Is Mycobacterium bovis in the environment important for the persistence of bovine tuberculosis?
Courtenay O., Reilly LA., Sweeney FP., Hibberd V., Bryan S., Ul-Hassan A., Newman C., Macdonald DW., Delahay RJ., Wilson GJ., Wellington EMH.

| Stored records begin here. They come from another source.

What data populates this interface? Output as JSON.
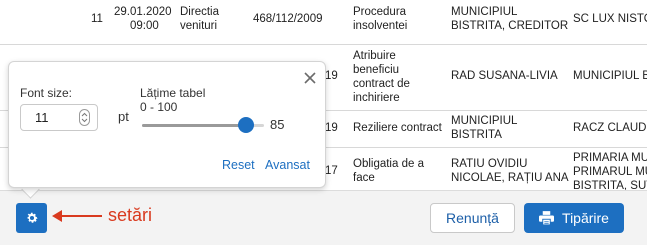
{
  "table": {
    "rows": [
      {
        "nr": "11",
        "date": "29.01.2020",
        "time": "09:00",
        "dept": [
          "Directia",
          "venituri"
        ],
        "ref": "468/112/2009",
        "obj": [
          "Procedura",
          "insolventei"
        ],
        "party1": [
          "MUNICIPIUL",
          "BISTRITA, CREDITOR"
        ],
        "party2": [
          "SC LUX NISTO"
        ]
      },
      {
        "nr": "",
        "date": "",
        "time": "",
        "dept": [],
        "ref": "",
        "partial": "19",
        "obj": [
          "Atribuire",
          "beneficiu",
          "contract de",
          "inchiriere"
        ],
        "party1": [
          "RAD SUSANA-LIVIA"
        ],
        "party2": [
          "MUNICIPIUL B"
        ]
      },
      {
        "nr": "",
        "date": "",
        "time": "",
        "dept": [],
        "ref": "",
        "partial": "19",
        "obj": [
          "Reziliere contract"
        ],
        "party1": [
          "MUNICIPIUL",
          "BISTRITA"
        ],
        "party2": [
          "RACZ CLAUDIA"
        ]
      },
      {
        "nr": "",
        "date": "",
        "time": "",
        "dept": [],
        "ref": "",
        "partial": "17",
        "obj": [
          "Obligatia de a",
          "face"
        ],
        "party1": [
          "RATIU OVIDIU",
          "NICOLAE, RAȚIU ANA"
        ],
        "party2": [
          "PRIMARIA MU",
          "PRIMARUL MU",
          "BISTRITA, SUT"
        ]
      }
    ]
  },
  "popover": {
    "font_size_label": "Font size:",
    "font_size_value": "11",
    "font_size_unit": "pt",
    "width_label": "Lățime tabel",
    "width_range": "0 - 100",
    "width_value": "85",
    "width_level": 85,
    "reset_label": "Reset",
    "advanced_label": "Avansat"
  },
  "footer": {
    "settings_annotation": "setări",
    "cancel_label": "Renunță",
    "print_label": "Tipărire"
  },
  "colors": {
    "accent": "#1d6fc1",
    "annotation": "#d93a1f"
  },
  "icons": {
    "settings": "gear-icon",
    "print": "printer-icon",
    "close": "close-icon",
    "annotation": "arrow-left-icon"
  }
}
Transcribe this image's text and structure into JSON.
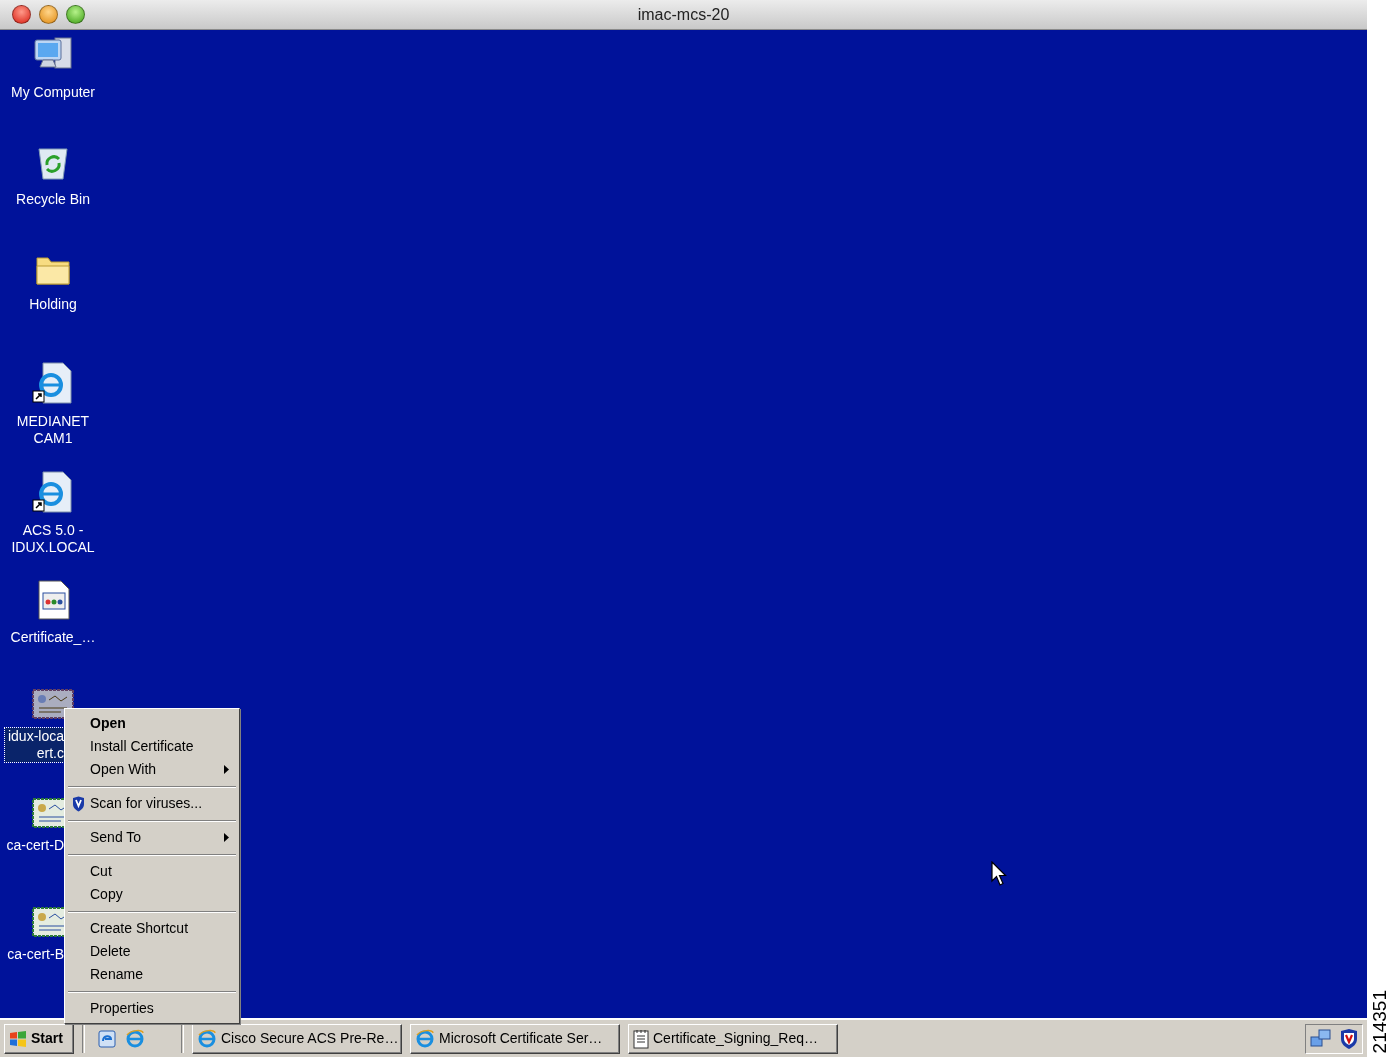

Mycobacterium bovis is the causative agent of bovine tuberculosis (bTB) in cattle and wildlife. Direct aerosol contact is thought to be the primary route of infection between conspecifics, whereas indirect transmission via an environmental reservoir of M. bovis is generally perceived not to be a significant source for infection. Here, we report on the application of molecular technology (PCR) to quantify the prevalence of M. bovis in the environment and to explore its epidemiological significance. We show that the detectability of viable M. bovis at badger setts and latrines is strongly linked to the frequency of M. bovis excretion by infected badgers, and that putative M. bovis in the environment is prevalent on a large proportion of endemic cattle farms in Britain. These results raise important questions about the role of an environmental reservoir in bTB persistence.